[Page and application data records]
####################

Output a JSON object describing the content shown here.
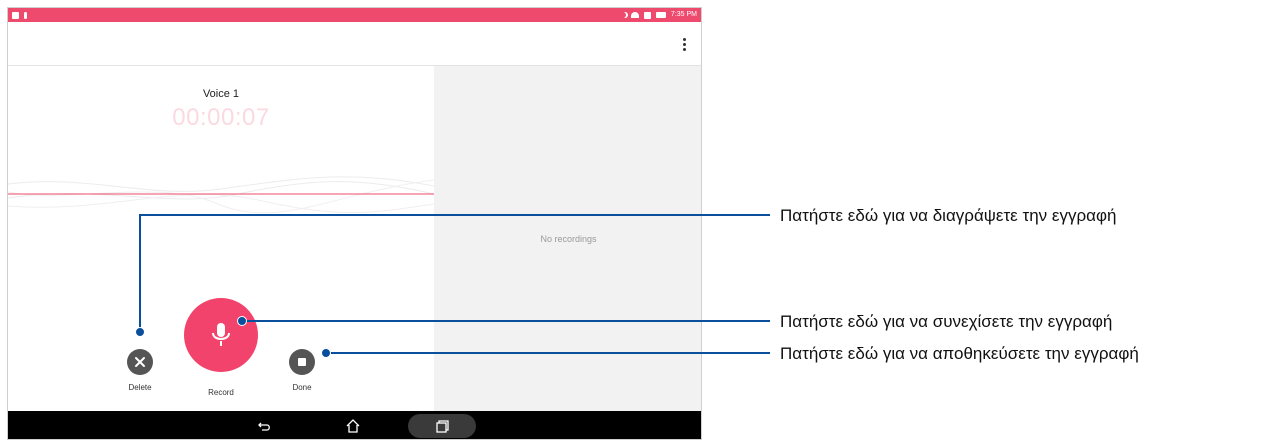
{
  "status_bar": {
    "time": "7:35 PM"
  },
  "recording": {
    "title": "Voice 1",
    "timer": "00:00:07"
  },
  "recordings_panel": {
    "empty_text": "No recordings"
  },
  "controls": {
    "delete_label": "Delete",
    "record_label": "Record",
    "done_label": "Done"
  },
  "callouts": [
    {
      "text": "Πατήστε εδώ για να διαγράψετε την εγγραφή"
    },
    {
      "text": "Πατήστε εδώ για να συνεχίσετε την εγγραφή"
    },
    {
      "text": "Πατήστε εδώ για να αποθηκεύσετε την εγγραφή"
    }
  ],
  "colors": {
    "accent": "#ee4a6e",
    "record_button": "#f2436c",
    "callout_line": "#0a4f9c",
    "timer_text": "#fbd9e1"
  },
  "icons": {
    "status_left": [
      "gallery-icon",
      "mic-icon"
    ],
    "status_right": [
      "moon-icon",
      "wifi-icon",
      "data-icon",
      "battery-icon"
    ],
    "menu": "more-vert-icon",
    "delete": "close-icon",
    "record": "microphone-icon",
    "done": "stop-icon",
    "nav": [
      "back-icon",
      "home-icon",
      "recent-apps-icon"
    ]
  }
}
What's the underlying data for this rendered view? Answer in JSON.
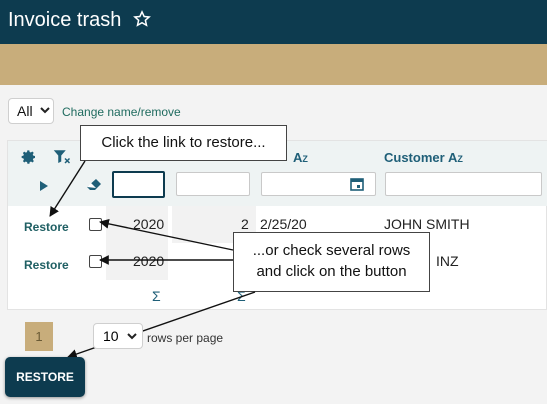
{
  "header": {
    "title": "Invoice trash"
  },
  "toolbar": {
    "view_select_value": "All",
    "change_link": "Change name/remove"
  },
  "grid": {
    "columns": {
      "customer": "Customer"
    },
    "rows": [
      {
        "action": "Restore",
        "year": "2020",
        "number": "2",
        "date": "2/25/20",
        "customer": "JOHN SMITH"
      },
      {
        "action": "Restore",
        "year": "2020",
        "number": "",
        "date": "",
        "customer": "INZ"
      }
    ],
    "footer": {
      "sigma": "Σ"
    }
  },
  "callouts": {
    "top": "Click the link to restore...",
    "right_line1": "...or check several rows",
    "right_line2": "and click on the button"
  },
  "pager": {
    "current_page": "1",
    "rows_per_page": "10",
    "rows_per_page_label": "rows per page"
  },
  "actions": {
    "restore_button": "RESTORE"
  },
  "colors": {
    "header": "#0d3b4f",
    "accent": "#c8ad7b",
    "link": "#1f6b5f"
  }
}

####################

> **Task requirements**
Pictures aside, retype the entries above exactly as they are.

> **Response to the task**
Output a JSON object describing the content shown here.
{
  "status_bar": {
    "time": "7:35 PM"
  },
  "recording": {
    "title": "Voice 1",
    "timer": "00:00:07"
  },
  "recordings_panel": {
    "empty_text": "No recordings"
  },
  "controls": {
    "delete_label": "Delete",
    "record_label": "Record",
    "done_label": "Done"
  },
  "callouts": [
    {
      "text": "Πατήστε εδώ για να διαγράψετε την εγγραφή"
    },
    {
      "text": "Πατήστε εδώ για να συνεχίσετε την εγγραφή"
    },
    {
      "text": "Πατήστε εδώ για να αποθηκεύσετε την εγγραφή"
    }
  ],
  "colors": {
    "accent": "#ee4a6e",
    "record_button": "#f2436c",
    "callout_line": "#0a4f9c",
    "timer_text": "#fbd9e1"
  },
  "icons": {
    "status_left": [
      "gallery-icon",
      "mic-icon"
    ],
    "status_right": [
      "moon-icon",
      "wifi-icon",
      "data-icon",
      "battery-icon"
    ],
    "menu": "more-vert-icon",
    "delete": "close-icon",
    "record": "microphone-icon",
    "done": "stop-icon",
    "nav": [
      "back-icon",
      "home-icon",
      "recent-apps-icon"
    ]
  }
}
What's the underlying data for this rendered view? Answer in JSON.
{
  "header": {
    "title": "Invoice trash"
  },
  "toolbar": {
    "view_select_value": "All",
    "change_link": "Change name/remove"
  },
  "grid": {
    "columns": {
      "customer": "Customer"
    },
    "rows": [
      {
        "action": "Restore",
        "year": "2020",
        "number": "2",
        "date": "2/25/20",
        "customer": "JOHN SMITH"
      },
      {
        "action": "Restore",
        "year": "2020",
        "number": "",
        "date": "",
        "customer": "INZ"
      }
    ],
    "footer": {
      "sigma": "Σ"
    }
  },
  "callouts": {
    "top": "Click the link to restore...",
    "right_line1": "...or check several rows",
    "right_line2": "and click on the button"
  },
  "pager": {
    "current_page": "1",
    "rows_per_page": "10",
    "rows_per_page_label": "rows per page"
  },
  "actions": {
    "restore_button": "RESTORE"
  },
  "colors": {
    "header": "#0d3b4f",
    "accent": "#c8ad7b",
    "link": "#1f6b5f"
  }
}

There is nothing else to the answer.